02-02-2009 - Russia Today - The World Economic Forum in Davos concluded, with the rountables and sessions filled with talk about recovery from the current financial crisis. If there is one outcome of Davos 2009, it's that everyone seems to know now how the world got into this mess, but not how to get out of it. Or, according Josh Lerner, Professor of Investment Banking, Harvard Business School, where it's going next. "For instance when it comes to the question of investment - should we be pulling back waiting for things to get worse or is it instead the time to jump forward and take advantage of the opportunities.” In his opening speech Russia's Prime Minister Vladimir Putin reassured everyone that Russia will stay open to foreign investors. But Anatoly Chubais, Director General of the Russian Nanotechnology Corporation, says conditions in Russia are far from the biggest concern of most international investors. “Investment doesn’t care about Russia. They care about themselves. They are in too complicated a situation to try to discuss, now, Russia’s European relations, to try to discuss the investment conditions in Russia for foreign investors. Its absolutely untimely, it’s 100% untimely! I myself made this mistake in the forum in trying to explain. They don’t care, it’s the wrong situation, they feel catastrophe." And in this case, says Professor Josh Lerner, it’s politicians who are expected to provide re-regulation as well as capital. “This is not the kind of thing that the private sector, by itself, can really resolve. I think, even thinking back to a year ago, that proposition would have been highly controversial." Many still hope the crisis will play out to a V scenario - sharply down and then sharply up again. But realists suggest preparing for the worst - deflation or even stagflation. With so much uncertainty the most sensible idea that has come out of this meeting for the Davos Man seems to be keeping your head while all around are losing theirs. Perhaps a little bit more was expected from those who were going to “Shape the post crisis world” - But in order to shape one needs to be in control - and that is certainly something that the 2009 Davos men don’t seem to be.

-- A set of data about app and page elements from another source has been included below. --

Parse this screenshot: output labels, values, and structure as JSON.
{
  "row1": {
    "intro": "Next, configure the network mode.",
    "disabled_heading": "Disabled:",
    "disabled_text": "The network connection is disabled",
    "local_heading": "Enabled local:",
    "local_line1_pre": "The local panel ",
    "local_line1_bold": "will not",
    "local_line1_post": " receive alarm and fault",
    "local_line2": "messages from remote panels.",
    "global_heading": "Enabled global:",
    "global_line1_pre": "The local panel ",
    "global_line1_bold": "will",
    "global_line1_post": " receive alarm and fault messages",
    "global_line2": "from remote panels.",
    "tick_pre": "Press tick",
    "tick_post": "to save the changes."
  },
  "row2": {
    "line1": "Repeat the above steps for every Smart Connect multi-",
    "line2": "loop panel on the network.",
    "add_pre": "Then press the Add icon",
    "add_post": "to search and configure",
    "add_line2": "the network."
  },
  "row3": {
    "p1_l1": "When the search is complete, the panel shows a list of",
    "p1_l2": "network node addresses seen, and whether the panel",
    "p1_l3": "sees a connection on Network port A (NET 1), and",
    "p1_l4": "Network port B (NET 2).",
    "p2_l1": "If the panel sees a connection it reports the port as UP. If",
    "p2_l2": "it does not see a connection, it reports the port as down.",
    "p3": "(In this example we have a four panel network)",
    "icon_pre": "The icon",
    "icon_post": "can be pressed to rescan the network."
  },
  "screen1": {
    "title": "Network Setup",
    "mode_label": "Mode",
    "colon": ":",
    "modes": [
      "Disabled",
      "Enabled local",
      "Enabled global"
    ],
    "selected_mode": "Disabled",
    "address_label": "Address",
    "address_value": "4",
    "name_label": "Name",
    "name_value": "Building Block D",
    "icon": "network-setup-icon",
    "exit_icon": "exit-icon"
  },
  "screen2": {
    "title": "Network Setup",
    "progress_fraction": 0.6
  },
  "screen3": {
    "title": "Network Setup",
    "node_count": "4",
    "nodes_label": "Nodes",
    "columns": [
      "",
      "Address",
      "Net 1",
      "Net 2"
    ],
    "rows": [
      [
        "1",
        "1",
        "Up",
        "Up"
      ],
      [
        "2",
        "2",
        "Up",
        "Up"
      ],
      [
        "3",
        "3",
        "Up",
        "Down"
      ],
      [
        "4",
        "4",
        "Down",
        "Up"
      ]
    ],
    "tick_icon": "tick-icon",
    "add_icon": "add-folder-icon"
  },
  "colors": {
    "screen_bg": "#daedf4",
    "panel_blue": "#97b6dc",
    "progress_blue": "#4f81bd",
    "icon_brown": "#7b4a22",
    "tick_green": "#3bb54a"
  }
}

Bulgaria ties up Azeri gas deal
01-26-2009 - Upstream OnLine - Bulgarian Prime Minister Sergei Stanishev reached an agreement with Azeri President Ilham Aliyev to import 1 billion cubic metres of Azeri gas a year from 2010, the government in Sofia said. Today's deal follows last year's memorandum of understanding between Bulgaria and Azerbaijan on the exports of 1 Bcm of gas to the Balkan country, which is trying to ease its dependence on Russian gas. "Next week, (Bulgaria's state gas monopoly) Bulgargaz and the Azeri gas company will start technical talks on the concrete parameters of the future agreement," the Bulgarian government said in a statement. Stanishev and Aliyev met in Budapest, where both will attend a conference on the European Union-backed Nabucco pipeline project tomorrow, which aims to bring Caspian and Middle Eastern gas to Europe to reduce the continent's reliance on Russian energy. But to import Caspian gas, Bulgaria will need to build a €250 million ($328.6 million) 80-kilometre stretch to link its gas network to an existing Turkey-Greece pipeline, which is already carrying Azeri gas to Europe. Sofia is yet to raise money for the plan and receive Athens' and Ankara's consent, which could take well over a year, industry officials have said. Bulgaria, which is almost fully dependent on Russian oil and gas, was one of the worst hit in a Moscow-Kiev gas row which cut Russian supplies to Europe via Ukraine for two weeks earlier this month.